Fitch gives Sri Lanka sovereign bond BB- rating; warns against bad budgets and war

Oct 08, 2007 (LBO) – Fitch Ratings has given a speculative BB- rating for Sri Lanka’s upcoming sovereign bond but warned that a worsening conflict could cause a credit downgrade and called for lower inflation and better budgets. “Steering inflation back down to single digits will be essential for sustaining strong economic growth and containing the government’s debt service costs,” Fitch sovereign ratings director Paul Rawkins said.

Sri Lanka’s inflation is now running at 17.3 percent as monetary policy was not tight enough to contain expansionary fiscal policy.

Fitch said the outlook on the rating was lowered to negative in April 2006 after an internal conflict with the separatist Tamil Tigers intensified, because it could lower growth, undermine economic stability and affect Sri Lanka’s ability to repay debt.

If the war worsened and hit government finances and the economy harder, Fitch warned that it will have to downgrade Sri Lanka’s sovereign rating.

Standard & Poor’s has already given Sri Lanka a rating a notch below at B+ but recently lifted the outlook to stable.

Fitch said better budgets were needed if Sri Lanka was going to make it a habit to borrow commercially abroad.

“Fitch opines that concerted fiscal consolidation is required to reduce the vulnerability of the economy and the public finances to adverse shocks and to smooth the transition to less concessional sources of fiscal and external funding,” the agency said.

Fitch says it does not believe that the opposition United National Party would “wilfully default” on the bond as it had threatened to do, should it come to power in the future.

The UNP has publicly challenged the legality and the economic rationale for the bond issue and has threatened to disavow the debt and withhold payments on the bond, while the government has said that it was properly authorised.

“…Fitch currently judges that any future UNP administration would not wilfully default,” the rating agency said.

Sri Lanka is hoping to raise 500 million dollars in international markets and has appointed HSBC, JPMorgan and Barclays Capital as lead managers for the issuance.

Fitch said Sri Lanka’s economy has shown “remarkable resilience” over a long period of time, having negative growth once at the height of the war in 2001.

Economic growth was 7.4 percent last year, the highest in two decades with higher domestic investment and record foreign remittances of 8 percent of gross domestic product (GDP).

In 2007 growth has slowed to 6 percent and inflation had risen to 17 percent driving yields on government debt to similar levels.

Fitch says that Sri Lanka has an unblemished debt service record – a rare trait among sub-investment grade sovereigns. In 2006 public debt had fallen slightly.

“Nonetheless, public debt remains high by the standards of rating peers at 93 percent of GDP and interest payments absorb almost 30 percent of government revenues, notwithstanding the concessional nature of much external public debt,” Fitch said.

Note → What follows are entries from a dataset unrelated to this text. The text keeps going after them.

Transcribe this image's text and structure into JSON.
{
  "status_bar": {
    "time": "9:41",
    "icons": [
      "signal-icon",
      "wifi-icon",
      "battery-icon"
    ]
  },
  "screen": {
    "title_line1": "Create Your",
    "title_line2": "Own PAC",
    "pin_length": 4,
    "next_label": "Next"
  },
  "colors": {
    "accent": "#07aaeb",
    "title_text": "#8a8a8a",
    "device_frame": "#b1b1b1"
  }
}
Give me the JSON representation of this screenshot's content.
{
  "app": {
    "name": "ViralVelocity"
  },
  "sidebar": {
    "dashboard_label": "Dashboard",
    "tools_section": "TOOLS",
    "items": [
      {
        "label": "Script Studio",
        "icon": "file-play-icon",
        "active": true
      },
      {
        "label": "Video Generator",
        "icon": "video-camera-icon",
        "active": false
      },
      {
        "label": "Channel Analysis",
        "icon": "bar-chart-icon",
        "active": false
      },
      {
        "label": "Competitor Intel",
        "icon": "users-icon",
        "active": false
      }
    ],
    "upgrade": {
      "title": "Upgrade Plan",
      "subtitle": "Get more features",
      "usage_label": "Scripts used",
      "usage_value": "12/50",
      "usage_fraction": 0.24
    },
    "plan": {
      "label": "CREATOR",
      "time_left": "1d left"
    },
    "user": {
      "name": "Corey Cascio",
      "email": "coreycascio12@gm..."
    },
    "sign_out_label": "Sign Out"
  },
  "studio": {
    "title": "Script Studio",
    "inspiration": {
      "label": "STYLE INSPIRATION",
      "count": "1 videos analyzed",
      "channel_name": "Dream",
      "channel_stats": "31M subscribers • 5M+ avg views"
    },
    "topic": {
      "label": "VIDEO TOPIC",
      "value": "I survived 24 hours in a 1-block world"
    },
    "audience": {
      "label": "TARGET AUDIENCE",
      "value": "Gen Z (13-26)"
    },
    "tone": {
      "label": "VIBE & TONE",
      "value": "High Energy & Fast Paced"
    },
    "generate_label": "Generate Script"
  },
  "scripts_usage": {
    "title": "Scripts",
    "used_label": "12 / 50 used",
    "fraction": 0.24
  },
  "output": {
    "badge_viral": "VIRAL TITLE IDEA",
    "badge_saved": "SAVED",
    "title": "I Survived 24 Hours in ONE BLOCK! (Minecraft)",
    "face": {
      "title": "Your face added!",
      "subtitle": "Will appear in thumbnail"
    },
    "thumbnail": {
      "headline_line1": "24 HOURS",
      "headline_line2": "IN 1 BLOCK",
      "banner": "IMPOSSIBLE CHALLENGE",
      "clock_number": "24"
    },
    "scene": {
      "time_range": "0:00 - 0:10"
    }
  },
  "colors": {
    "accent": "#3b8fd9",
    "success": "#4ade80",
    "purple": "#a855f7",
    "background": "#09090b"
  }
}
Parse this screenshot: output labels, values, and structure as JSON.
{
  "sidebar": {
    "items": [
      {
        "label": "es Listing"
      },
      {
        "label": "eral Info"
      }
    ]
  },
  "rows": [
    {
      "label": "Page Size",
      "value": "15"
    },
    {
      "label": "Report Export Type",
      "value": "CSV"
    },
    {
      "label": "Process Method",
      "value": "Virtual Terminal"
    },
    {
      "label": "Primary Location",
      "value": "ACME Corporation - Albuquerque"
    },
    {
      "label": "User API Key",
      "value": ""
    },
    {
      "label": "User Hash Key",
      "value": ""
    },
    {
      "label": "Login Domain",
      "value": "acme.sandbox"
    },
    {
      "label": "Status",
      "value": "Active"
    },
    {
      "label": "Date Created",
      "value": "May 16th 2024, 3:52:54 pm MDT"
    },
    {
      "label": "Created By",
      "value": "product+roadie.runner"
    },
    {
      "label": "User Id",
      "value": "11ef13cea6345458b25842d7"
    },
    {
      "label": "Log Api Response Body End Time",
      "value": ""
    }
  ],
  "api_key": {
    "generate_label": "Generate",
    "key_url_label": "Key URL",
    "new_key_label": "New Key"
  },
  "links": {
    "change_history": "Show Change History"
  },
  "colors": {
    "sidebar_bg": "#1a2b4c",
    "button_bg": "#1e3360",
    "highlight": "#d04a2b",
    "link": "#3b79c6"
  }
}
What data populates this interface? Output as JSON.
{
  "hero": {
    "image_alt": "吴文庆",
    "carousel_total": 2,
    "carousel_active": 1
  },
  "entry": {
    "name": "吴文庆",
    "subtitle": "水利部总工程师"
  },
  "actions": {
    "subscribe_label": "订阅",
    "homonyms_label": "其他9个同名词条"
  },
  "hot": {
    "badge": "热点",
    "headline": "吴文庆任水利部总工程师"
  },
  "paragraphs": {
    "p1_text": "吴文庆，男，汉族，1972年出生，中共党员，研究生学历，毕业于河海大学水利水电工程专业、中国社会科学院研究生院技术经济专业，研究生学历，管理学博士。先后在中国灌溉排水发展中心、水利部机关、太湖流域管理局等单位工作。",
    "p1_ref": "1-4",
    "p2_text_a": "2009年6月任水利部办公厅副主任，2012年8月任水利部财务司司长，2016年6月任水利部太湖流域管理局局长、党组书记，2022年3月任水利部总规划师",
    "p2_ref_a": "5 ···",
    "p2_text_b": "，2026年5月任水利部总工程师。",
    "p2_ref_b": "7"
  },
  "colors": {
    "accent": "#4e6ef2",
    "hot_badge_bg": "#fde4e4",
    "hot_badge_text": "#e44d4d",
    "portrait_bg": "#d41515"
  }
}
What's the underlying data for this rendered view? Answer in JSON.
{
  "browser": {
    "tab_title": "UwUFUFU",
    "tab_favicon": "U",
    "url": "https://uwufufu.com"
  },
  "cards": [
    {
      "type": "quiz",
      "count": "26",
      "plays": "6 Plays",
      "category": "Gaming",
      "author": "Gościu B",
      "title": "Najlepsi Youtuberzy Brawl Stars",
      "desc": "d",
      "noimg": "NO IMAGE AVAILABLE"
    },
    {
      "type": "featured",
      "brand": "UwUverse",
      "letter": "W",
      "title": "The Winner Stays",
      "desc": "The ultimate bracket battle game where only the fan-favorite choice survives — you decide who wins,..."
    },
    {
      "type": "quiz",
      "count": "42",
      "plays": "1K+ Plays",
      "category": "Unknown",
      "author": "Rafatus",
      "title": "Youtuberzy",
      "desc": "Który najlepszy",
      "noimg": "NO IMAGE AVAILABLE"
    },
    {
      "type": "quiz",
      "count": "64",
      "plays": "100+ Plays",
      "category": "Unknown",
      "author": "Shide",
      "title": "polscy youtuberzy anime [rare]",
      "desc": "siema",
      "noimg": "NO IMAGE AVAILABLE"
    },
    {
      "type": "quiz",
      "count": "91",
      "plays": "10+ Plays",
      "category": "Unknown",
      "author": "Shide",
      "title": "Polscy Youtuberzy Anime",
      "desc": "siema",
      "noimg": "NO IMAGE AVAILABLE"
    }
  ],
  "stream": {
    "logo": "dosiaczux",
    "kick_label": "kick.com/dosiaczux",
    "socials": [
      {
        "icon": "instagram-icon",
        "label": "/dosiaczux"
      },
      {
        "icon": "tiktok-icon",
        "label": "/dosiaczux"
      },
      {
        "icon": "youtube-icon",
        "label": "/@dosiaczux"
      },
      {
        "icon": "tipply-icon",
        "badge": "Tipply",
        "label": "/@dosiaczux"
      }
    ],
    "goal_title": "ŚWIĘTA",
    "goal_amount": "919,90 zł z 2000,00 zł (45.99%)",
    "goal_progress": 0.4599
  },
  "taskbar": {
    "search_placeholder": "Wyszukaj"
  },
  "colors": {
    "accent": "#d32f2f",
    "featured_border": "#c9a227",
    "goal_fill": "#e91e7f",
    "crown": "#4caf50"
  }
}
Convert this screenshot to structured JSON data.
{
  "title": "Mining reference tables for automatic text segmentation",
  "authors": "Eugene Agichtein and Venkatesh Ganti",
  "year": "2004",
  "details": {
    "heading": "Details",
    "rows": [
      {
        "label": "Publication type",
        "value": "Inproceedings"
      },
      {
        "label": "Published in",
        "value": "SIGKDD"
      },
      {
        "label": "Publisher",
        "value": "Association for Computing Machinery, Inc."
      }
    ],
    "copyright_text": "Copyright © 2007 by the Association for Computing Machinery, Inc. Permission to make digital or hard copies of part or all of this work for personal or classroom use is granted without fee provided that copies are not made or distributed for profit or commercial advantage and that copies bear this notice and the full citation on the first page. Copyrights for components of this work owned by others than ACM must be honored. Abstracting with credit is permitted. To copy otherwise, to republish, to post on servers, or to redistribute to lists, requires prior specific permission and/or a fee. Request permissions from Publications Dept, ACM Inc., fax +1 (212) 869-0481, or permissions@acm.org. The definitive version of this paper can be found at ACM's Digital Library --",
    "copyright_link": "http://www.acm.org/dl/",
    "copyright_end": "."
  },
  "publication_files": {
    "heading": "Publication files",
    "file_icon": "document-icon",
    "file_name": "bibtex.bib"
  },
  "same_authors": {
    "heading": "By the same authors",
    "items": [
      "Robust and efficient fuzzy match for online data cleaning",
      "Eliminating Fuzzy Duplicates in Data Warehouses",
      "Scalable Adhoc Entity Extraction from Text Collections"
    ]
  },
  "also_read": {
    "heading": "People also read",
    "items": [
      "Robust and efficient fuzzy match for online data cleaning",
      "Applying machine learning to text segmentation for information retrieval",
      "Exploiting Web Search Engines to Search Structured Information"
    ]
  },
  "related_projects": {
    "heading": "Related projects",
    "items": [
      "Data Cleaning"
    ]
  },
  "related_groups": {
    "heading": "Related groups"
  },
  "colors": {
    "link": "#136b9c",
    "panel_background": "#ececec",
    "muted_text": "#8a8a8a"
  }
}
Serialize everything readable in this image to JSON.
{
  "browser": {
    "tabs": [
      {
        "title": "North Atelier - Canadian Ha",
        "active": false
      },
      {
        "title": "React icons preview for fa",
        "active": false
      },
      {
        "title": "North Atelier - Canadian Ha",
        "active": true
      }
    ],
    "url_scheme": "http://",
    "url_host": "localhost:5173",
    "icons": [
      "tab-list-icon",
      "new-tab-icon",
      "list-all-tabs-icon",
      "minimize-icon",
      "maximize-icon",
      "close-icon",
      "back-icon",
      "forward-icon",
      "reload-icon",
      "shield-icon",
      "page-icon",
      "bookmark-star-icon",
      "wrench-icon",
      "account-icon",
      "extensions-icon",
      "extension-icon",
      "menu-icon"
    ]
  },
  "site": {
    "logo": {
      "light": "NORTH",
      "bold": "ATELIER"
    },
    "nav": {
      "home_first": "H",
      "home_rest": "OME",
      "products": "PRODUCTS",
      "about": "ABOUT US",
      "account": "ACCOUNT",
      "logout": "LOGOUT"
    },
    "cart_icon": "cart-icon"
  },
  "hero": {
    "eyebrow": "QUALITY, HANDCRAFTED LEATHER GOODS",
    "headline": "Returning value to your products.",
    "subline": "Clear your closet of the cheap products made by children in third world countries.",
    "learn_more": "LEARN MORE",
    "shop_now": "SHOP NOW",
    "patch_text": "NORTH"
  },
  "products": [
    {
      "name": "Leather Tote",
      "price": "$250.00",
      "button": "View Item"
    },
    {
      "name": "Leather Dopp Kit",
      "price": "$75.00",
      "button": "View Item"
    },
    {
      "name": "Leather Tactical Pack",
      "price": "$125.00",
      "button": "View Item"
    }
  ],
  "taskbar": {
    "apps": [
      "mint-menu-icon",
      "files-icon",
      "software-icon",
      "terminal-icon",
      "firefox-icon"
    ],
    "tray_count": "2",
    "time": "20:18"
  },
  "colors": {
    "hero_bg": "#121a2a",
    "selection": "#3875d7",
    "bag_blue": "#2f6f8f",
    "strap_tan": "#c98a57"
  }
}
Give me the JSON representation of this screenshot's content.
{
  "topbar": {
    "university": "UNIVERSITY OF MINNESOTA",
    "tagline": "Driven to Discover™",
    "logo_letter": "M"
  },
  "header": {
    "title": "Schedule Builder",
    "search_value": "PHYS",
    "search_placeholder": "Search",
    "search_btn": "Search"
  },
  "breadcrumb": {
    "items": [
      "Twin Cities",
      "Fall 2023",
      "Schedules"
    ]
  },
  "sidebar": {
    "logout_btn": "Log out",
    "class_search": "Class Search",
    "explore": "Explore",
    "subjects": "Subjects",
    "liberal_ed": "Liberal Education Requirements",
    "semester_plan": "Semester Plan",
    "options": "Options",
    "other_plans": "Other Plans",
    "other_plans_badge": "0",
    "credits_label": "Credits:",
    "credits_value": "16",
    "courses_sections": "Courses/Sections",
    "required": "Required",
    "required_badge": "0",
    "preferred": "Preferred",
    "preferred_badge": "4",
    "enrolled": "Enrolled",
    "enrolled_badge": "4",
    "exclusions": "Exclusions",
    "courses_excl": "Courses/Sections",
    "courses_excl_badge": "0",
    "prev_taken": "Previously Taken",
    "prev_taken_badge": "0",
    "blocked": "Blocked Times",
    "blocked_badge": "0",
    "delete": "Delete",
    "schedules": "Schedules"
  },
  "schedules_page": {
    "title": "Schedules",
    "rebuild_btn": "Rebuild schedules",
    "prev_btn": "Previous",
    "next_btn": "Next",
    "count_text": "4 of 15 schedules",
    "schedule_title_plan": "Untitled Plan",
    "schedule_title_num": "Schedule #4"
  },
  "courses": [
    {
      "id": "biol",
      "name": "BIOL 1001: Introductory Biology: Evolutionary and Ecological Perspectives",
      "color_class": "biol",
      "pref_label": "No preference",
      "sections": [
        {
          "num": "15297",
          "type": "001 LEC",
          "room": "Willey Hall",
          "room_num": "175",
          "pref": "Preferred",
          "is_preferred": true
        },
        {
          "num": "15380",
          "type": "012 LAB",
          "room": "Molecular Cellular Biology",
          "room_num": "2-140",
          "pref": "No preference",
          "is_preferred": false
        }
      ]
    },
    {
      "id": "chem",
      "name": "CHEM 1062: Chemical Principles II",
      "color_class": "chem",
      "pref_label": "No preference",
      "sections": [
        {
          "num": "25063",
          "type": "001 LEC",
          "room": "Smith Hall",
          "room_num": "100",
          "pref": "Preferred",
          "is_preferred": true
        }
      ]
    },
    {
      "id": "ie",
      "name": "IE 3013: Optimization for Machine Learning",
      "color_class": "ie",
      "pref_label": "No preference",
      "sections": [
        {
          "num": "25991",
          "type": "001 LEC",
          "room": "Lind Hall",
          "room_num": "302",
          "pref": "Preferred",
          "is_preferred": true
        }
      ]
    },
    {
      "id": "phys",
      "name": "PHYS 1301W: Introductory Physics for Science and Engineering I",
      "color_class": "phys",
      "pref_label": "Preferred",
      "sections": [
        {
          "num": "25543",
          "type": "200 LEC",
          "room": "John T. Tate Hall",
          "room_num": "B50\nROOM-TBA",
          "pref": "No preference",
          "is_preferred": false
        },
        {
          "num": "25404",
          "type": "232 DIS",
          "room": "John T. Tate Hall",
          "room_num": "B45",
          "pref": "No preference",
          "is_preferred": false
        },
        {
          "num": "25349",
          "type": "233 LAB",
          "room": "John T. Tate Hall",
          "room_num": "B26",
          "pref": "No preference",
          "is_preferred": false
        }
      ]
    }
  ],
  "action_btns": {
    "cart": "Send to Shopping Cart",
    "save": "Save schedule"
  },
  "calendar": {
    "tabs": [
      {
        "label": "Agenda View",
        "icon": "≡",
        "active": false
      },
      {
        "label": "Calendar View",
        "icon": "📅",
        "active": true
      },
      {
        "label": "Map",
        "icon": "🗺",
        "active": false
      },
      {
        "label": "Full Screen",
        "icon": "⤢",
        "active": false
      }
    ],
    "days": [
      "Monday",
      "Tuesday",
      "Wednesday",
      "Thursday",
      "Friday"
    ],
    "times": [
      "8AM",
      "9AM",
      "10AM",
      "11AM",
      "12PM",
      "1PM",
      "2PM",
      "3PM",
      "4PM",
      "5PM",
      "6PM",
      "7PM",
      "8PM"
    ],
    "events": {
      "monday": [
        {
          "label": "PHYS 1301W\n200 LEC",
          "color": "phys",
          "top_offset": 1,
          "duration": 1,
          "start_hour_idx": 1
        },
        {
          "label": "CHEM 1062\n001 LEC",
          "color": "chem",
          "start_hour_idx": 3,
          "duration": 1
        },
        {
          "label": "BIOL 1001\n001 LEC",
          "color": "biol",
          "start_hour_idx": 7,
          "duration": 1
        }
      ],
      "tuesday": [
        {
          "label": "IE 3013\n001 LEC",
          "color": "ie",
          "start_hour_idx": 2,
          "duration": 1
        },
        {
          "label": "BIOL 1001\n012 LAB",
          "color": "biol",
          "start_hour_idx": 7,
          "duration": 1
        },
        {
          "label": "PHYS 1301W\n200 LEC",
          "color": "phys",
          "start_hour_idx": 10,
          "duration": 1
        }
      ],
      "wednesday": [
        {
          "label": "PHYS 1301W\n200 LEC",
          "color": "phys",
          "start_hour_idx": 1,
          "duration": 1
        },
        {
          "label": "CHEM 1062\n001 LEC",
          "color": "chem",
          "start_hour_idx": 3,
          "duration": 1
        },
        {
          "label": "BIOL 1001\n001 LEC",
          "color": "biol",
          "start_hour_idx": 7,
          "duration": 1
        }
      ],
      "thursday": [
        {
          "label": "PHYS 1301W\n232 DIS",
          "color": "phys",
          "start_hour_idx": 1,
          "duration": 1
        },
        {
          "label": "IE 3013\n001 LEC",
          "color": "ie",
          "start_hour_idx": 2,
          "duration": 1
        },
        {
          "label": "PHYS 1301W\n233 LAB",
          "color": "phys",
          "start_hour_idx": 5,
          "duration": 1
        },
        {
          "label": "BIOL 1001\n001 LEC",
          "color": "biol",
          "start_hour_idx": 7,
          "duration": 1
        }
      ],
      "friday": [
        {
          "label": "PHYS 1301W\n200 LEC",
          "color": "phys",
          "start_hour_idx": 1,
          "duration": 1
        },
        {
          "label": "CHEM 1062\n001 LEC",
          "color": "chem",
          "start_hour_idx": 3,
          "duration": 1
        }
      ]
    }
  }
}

Fitch said if the war affected growth and delayed trimming the budget deficit (including grants) which was 7.3 percent of GDP last year, the government may not be able to reduce national debt to 76 percent of GDP by 2010 as planned.

High levels of human capital development, good governance, reasonably strong institutions and a liberal economic climate, were in Sri Lanka’s favour, while the war remained against the country.

Fitch said the outlook on the rating could be lifted to stable from negative if inflation was brought down, budgets became better and the risk of war to government finances reduced.

Updated